I posted on Facebook about being overwhelmed and forty people responded that they were too, and it struck me that in some ways being a writer is just like being anything else. You have good days. You have bad. And you can bet your boots that if you have a decision to make -- especially a big one -- you'll be so distracted your eyes will bug, your stomach will churn and you'll look at your car with the feeling you should just jump inside and take off -- and not tell anyone where you're going.
But making decisions, though not easy, can be a systematic process.
1. Get the facts. All the facts. It may take a day or two to remember every "angle" of the decision but take the time.
2. Assemble the facts. Most pundits say have a yes, do it side and a no, don't do it side.
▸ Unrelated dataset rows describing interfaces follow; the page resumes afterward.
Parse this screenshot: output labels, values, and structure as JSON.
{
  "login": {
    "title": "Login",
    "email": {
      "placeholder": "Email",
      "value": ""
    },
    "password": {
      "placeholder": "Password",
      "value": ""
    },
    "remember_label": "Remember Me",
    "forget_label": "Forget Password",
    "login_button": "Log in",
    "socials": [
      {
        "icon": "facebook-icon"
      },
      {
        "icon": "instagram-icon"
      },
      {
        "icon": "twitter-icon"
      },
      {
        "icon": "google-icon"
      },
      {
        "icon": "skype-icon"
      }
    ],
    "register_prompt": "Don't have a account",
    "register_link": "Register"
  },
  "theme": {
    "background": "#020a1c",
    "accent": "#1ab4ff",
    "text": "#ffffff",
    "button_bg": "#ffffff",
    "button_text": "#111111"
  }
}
Put each fact or possibility in its appropriate category and pretty soon it'll be clear which side is longer.
3. WEIGH THE FACTS. I put this one in all caps because this is the one people sometimes forget. Not all items on your lists are created equal. For instance, if you're thinking of getting a 30-year mortgage, the fact that you're stuck with that mortgage for thirty years is more important than the fact that the house you're buying has flower beds that are already blooming. LOL Learn to weigh the facts!
4. Segregate the consequences. We blithely list as facts in our Yes/No decision list and this is a mistake. Consequences are different than facts and they need to be examined separately. Remember that thirty-year mortgage? One of the consequences of getting one of those is that you are tied up for thirty years.
5. Take your temperature. Not your body temp, but ask yourself what you want. Really? Even if a decision is difficult (as mine was) or requires more work (as mine did) sometimes you simply have a sense that something is the right thing to do and you're going to have to buckle down and do it.
Once you've gotten the facts, assembled them, weighed them, examined the consequences, and checked your gut, you're ready to decide.
So it doesn't matter if you're talking about a writing project, signing a contract, getting married, having a baby, the process is the same. Even if your gut is telling you that you desperately want to do something, take the time to examine it from all sides before you decide. :)
That's what I did. And in the midst of the chaos that is my life lately, I turned a very difficult choice into an easy decision.